**Action item**
Copy every line from the material below that holds "param".

**Record set**
---------------

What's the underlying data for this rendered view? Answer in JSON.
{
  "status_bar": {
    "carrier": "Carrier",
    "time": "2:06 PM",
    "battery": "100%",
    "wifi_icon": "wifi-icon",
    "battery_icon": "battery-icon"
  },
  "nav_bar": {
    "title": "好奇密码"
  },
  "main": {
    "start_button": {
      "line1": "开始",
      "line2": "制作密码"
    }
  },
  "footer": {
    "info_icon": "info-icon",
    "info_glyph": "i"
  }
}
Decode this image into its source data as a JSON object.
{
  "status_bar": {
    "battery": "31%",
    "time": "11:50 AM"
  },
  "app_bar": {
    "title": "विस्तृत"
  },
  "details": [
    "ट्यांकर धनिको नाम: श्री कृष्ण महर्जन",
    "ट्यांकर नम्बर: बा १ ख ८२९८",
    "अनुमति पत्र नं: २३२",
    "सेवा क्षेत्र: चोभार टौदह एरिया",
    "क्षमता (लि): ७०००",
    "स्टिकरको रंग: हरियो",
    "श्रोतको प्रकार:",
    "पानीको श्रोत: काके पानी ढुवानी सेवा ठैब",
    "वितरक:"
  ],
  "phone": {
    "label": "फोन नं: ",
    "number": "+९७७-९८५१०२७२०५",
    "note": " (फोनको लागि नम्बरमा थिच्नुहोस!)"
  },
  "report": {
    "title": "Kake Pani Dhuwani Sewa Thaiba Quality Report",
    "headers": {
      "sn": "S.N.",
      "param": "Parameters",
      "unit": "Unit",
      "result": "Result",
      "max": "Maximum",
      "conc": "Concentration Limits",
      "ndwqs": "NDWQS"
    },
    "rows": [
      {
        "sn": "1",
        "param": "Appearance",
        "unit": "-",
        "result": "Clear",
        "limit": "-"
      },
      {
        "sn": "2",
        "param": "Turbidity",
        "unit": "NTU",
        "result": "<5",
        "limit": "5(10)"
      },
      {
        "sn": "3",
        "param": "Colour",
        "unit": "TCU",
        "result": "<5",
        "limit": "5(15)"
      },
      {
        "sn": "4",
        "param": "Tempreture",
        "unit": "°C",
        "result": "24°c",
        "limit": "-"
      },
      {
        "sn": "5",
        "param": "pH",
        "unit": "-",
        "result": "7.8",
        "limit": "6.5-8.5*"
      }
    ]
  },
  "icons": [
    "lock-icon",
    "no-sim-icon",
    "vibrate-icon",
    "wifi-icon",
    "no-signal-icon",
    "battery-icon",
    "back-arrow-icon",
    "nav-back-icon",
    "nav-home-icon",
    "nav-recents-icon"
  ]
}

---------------

**Result for this task**
      "param": "Parameters",
        "param": "Appearance",
        "param": "Turbidity",
        "param": "Colour",
        "param": "Tempreture",
        "param": "pH",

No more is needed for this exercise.